Alex Crichton


Alex is a member of the Rust Core Team and has been working on the Rust programming language for 5 years. He is employed by Mozilla to work on Rust and works throughout the project on aspects such as the standard library, Cargo, the asynchronous I/O ecosystem, and the infrastructure of Rust itself. Currently Alex works primarily on the Tokio project in Rust, an asynchronous I/O stack, as well as Cargo, Rust's package manager.



Concurrency in Rust (2017)

The Rust programming language purports the bold claim that it guarantees thread safety while retaining the ability to write zero-cost abstractions. In this talk we'll explore precisely how Rust can make such a claim. We'll also explore the ecosystem that makes up the concurrency toolkit in Rust to see how these language principles are extended to common abstractions such as channels, thread pools, work stealing algorithms, concurrent data structures, and asynchronous I/O.


Intro to Rust (2017)

Rust is a systems programming language that runs blazingly fast, prevents segfaults, and guarantees thread safety. Modern language features, such as closures, type inference, pattern matching, and trait-based generics, are supported in tandem with low-level features like zero-cost abstractions, efficient C bindings, and a minimal run-time. With the stable 1.0 release of the language in May 2015 Rust has seen widespread growth and adoption as well as continuous iteration on both the language and the libraries.
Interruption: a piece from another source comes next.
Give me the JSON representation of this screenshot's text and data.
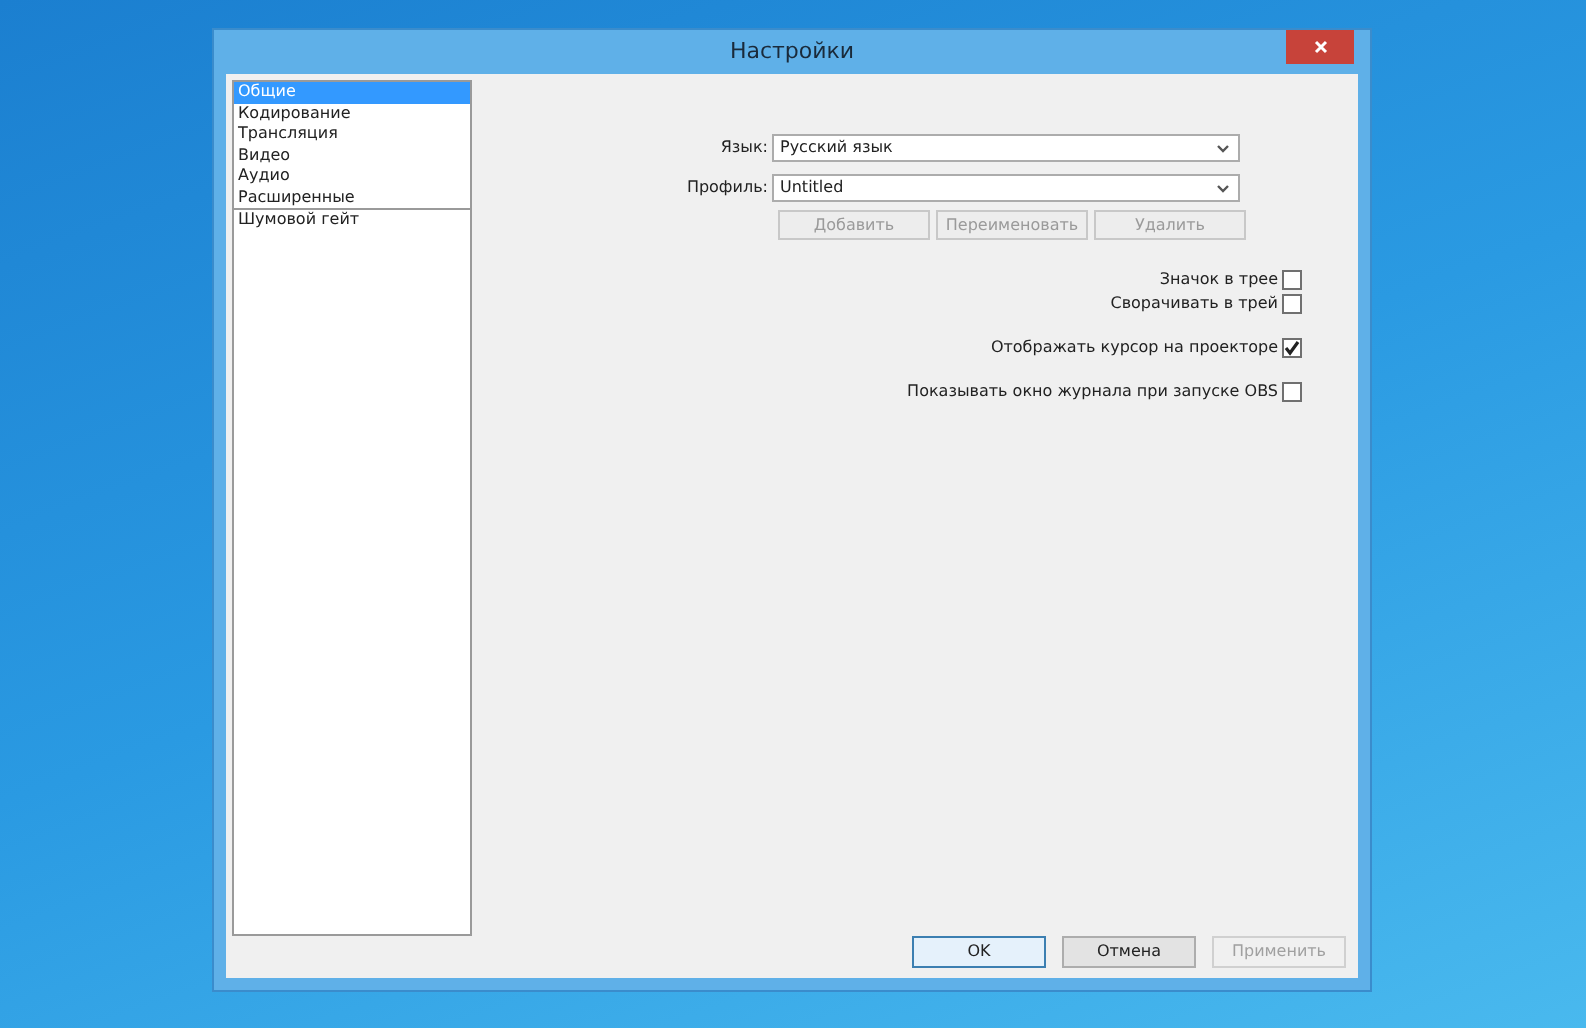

This talk will explain the fundamentals of Rust and how they're leveraged to achieve the language's lofty goals as well as give a preview of some of Rust's upcoming features.